**Records**
•••••

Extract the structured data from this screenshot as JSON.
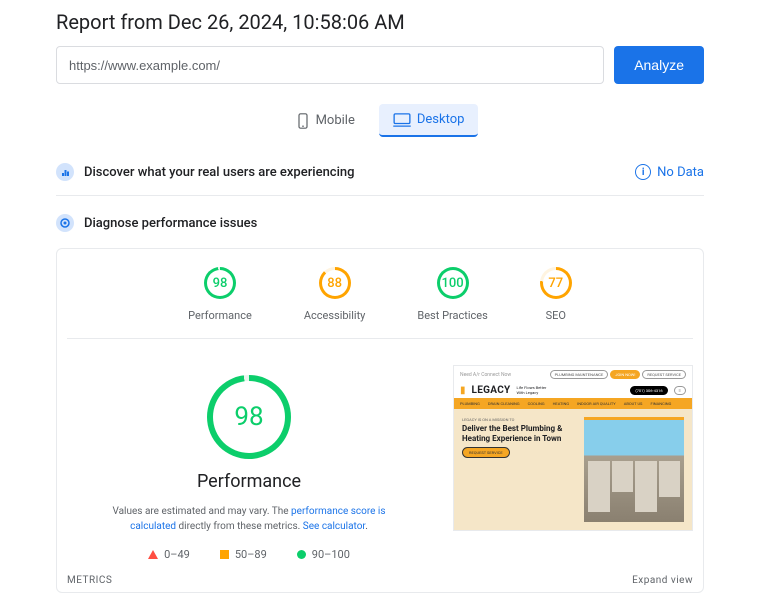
{
  "header": {
    "report_title": "Report from Dec 26, 2024, 10:58:06 AM",
    "url_value": "https://www.example.com/",
    "analyze_label": "Analyze"
  },
  "tabs": {
    "mobile_label": "Mobile",
    "desktop_label": "Desktop"
  },
  "discover": {
    "title": "Discover what your real users are experiencing",
    "no_data_label": "No Data"
  },
  "diagnose": {
    "title": "Diagnose performance issues"
  },
  "gauges": [
    {
      "label": "Performance",
      "value": "98"
    },
    {
      "label": "Accessibility",
      "value": "88"
    },
    {
      "label": "Best Practices",
      "value": "100"
    },
    {
      "label": "SEO",
      "value": "77"
    }
  ],
  "main": {
    "big_score": "98",
    "big_label": "Performance",
    "desc_prefix": "Values are estimated and may vary. The ",
    "desc_link1": "performance score is calculated",
    "desc_mid": " directly from these metrics. ",
    "desc_link2": "See calculator",
    "desc_suffix": "."
  },
  "legend": {
    "poor": "0–49",
    "avg": "50–89",
    "good": "90–100"
  },
  "preview": {
    "topbar_text": "Need A/r Connect Now",
    "pill1": "PLUMBING MAINTENANCE",
    "pill2": "JOIN NOW!",
    "pill3": "REQUEST SERVICE",
    "phone": "(701) 306-4316",
    "logo": "LEGACY",
    "tagline1": "Life Flows Better",
    "tagline2": "With Legacy",
    "nav": [
      "PLUMBING",
      "DRAIN CLEANING",
      "COOLING",
      "HEATING",
      "INDOOR AIR QUALITY",
      "ABOUT US",
      "FINANCING"
    ],
    "hero_sub": "LEGACY IS ON A MISSION TO",
    "hero_title": "Deliver the Best Plumbing & Heating Experience in Town",
    "hero_cta": "REQUEST SERVICE"
  },
  "footer": {
    "metrics": "METRICS",
    "expand": "Expand view"
  }
}
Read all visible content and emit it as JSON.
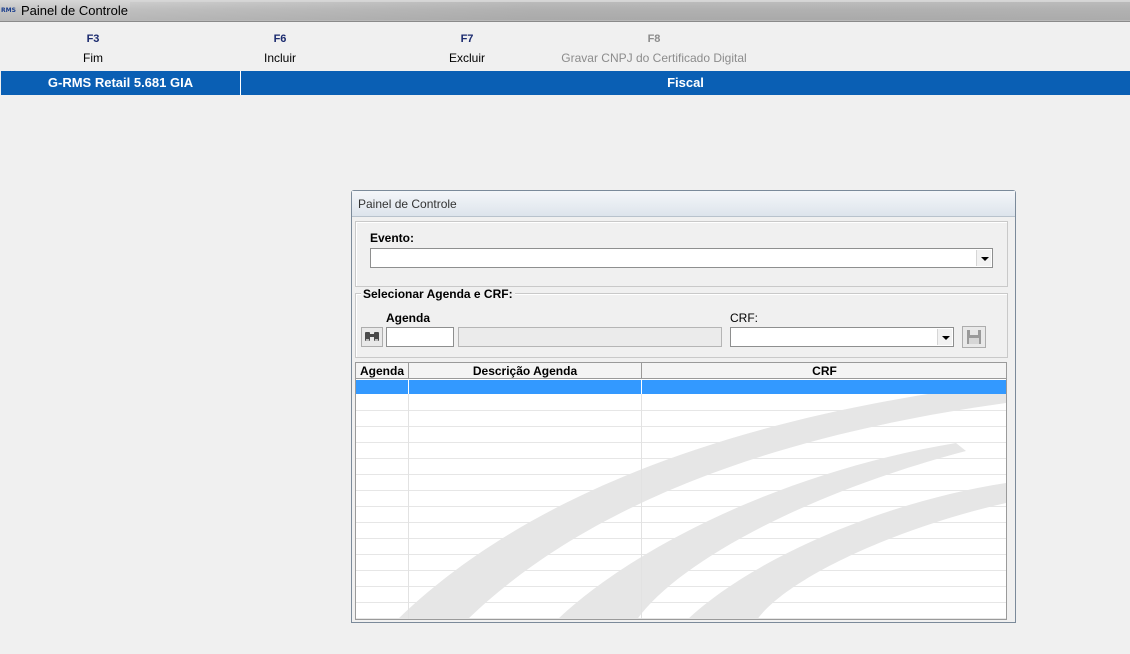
{
  "window": {
    "title": "Painel de Controle",
    "app_icon_text": "RMS"
  },
  "toolbar": {
    "keys": [
      {
        "key": "F3",
        "label": "Fim",
        "enabled": true
      },
      {
        "key": "F6",
        "label": "Incluir",
        "enabled": true
      },
      {
        "key": "F7",
        "label": "Excluir",
        "enabled": true
      },
      {
        "key": "F8",
        "label": "Gravar CNPJ do Certificado Digital",
        "enabled": false
      }
    ]
  },
  "header": {
    "product": "G-RMS Retail 5.681 GIA",
    "module": "Fiscal"
  },
  "dialog": {
    "title": "Painel de Controle",
    "evento": {
      "label": "Evento:",
      "value": ""
    },
    "selecionar": {
      "legend": "Selecionar Agenda e CRF:",
      "agenda_label": "Agenda",
      "agenda_code": "",
      "agenda_desc": "",
      "crf_label": "CRF:",
      "crf_value": ""
    },
    "grid": {
      "columns": [
        "Agenda",
        "Descrição Agenda",
        "CRF"
      ],
      "rows": []
    }
  },
  "colors": {
    "header_blue": "#0a5fb4",
    "selection_blue": "#3399ff",
    "background": "#f0f0f0"
  },
  "icons": {
    "search": "binoculars-icon",
    "save": "floppy-disk-icon",
    "dropdown": "chevron-down-icon"
  }
}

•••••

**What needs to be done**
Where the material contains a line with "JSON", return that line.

**Answer area**
Extract the structured data from this screenshot as JSON.
Read all visible content and emit it as JSON.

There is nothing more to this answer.